The government response has been dismal to the entire crisis in general, but specifically to the concerns of migrant labourers. The cash transfer benefits to the people through Pradhan Mantri Garib Kalyan Yojana, Jan Dhan Yojana, as well as the Public Distribution System (PDS) discriminate against short term migrants for several reasons, including that many do not possess government identification cards like Aadhaar which is compulsory for accessing the benefits, or they do not own ATM cards to withdraw cash even if it gets deposited in their accounts. The central government announced special trains for migrant labourers to get back home after 40 days of lockdown, but the situation has been chaotic, with state governments leading different approaches. Migrant labourers from Odisha cannot travel home because they don’t have an Aadhar ID. Ironically, they missed out on Aadhar enrolment because they were away from their villages for work. The Karnataka government announced that it would not facilitate the travel of migrant labourers back home on the grounds that their labour was needed to restart the economy. This declaration attracted widespread criticism and has been suspended for the time being. Tamil Nadu has used the police to ‘persuade’ labourers to return to their workplace camps. Uttar Pradesh has suspended almost all labour laws for a period of three years to boost investment. This is nothing but an attack on fundamental rights of the labourers.

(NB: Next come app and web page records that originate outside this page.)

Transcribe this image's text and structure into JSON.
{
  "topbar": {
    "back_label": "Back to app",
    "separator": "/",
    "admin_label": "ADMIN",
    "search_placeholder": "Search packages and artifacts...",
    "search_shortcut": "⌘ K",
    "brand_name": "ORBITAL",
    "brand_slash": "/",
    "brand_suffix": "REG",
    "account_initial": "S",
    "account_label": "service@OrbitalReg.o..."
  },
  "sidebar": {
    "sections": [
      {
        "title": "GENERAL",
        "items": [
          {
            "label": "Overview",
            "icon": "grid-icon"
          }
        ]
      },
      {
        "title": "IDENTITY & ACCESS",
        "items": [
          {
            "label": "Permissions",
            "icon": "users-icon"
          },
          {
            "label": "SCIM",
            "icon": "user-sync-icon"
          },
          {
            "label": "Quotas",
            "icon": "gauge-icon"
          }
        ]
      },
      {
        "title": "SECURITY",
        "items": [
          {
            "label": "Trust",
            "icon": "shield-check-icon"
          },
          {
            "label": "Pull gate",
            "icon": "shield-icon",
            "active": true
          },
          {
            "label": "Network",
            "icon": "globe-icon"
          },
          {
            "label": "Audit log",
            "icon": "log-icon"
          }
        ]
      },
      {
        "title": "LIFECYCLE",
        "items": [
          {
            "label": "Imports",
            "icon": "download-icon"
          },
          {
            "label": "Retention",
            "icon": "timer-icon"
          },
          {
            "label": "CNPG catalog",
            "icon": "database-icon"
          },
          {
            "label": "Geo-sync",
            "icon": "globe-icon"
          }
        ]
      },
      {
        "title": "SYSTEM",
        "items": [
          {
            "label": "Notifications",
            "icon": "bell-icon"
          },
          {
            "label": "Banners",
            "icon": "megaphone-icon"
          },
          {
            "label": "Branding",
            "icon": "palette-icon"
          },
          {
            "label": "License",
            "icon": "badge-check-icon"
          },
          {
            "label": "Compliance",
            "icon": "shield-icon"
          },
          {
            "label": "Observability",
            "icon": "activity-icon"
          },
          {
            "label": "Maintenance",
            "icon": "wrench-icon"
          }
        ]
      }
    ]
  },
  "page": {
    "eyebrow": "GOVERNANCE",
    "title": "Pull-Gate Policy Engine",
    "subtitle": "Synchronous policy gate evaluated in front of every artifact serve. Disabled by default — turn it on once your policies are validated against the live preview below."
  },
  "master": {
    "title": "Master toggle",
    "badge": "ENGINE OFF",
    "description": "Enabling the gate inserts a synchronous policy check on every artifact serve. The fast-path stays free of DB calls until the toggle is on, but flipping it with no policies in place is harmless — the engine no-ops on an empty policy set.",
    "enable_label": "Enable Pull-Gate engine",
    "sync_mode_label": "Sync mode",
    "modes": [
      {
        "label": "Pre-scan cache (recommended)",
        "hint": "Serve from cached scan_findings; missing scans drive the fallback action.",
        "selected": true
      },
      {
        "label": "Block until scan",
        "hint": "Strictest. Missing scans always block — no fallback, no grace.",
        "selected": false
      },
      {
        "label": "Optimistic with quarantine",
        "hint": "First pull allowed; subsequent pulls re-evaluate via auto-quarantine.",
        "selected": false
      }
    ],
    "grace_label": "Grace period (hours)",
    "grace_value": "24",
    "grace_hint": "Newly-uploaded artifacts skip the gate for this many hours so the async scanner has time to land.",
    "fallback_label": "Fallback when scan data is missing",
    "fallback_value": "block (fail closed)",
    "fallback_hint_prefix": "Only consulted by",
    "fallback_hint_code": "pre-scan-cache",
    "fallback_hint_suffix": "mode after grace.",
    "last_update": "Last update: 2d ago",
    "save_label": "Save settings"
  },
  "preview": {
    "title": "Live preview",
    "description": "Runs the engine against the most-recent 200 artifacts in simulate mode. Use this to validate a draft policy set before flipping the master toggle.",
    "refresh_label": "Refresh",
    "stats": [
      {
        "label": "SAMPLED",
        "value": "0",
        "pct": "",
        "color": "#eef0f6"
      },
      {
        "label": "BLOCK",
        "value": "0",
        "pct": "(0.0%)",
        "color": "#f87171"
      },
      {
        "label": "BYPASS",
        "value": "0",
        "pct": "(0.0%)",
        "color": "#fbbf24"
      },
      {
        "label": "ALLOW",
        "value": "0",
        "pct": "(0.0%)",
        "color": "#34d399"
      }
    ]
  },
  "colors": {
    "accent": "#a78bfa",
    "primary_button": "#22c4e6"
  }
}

The way out
The migrant labourers have been treated as collateral damage in the entire crisis mitigation, but this needs to change. Much larger relief packages need to be announced for them. A minimum amount of 7000 INR should be provided per household, in addition to free food rations to at least 80% of Indian households for the next 3 months. Policy needs to take into consideration that when the pandemic crisis eases, a lot of migrant labourers will not have any work for almost the entirety of the next financial year. There needs to be an expansion of the Rural Employment Guarantee Act, in addition to the introduction of the Urban Employment Guarantee. Social protection, such as minimum wage guarantees, must be available for all, including regular health checkups, decent living conditions, sanitation and water, access to Employees State Insurance, Provident Fund, etc. Free transportation needs to be arranged for all migrant labourers to return home.
In the long run, there is an urgent need to reprioritise government expenditure, reorienting it toward the lives and livelihoods of migrant labourers and ensuring them regular wages. There should be a comprehensive migration policy that would ensure that the migrant labourers have access to basic needs of sustenance and travel allowances for their journeys between their home and the cities. It is a shame that even after being witness to the largest migration during the 1947 partition, India does not prioritise the needs of its migrants.
Debarati Choudhury is pursuing her research in public policy and social conflict. Her domain of study is situated at the intersection of caste, class and gender, and associated vulnerabilities in the unique context of India.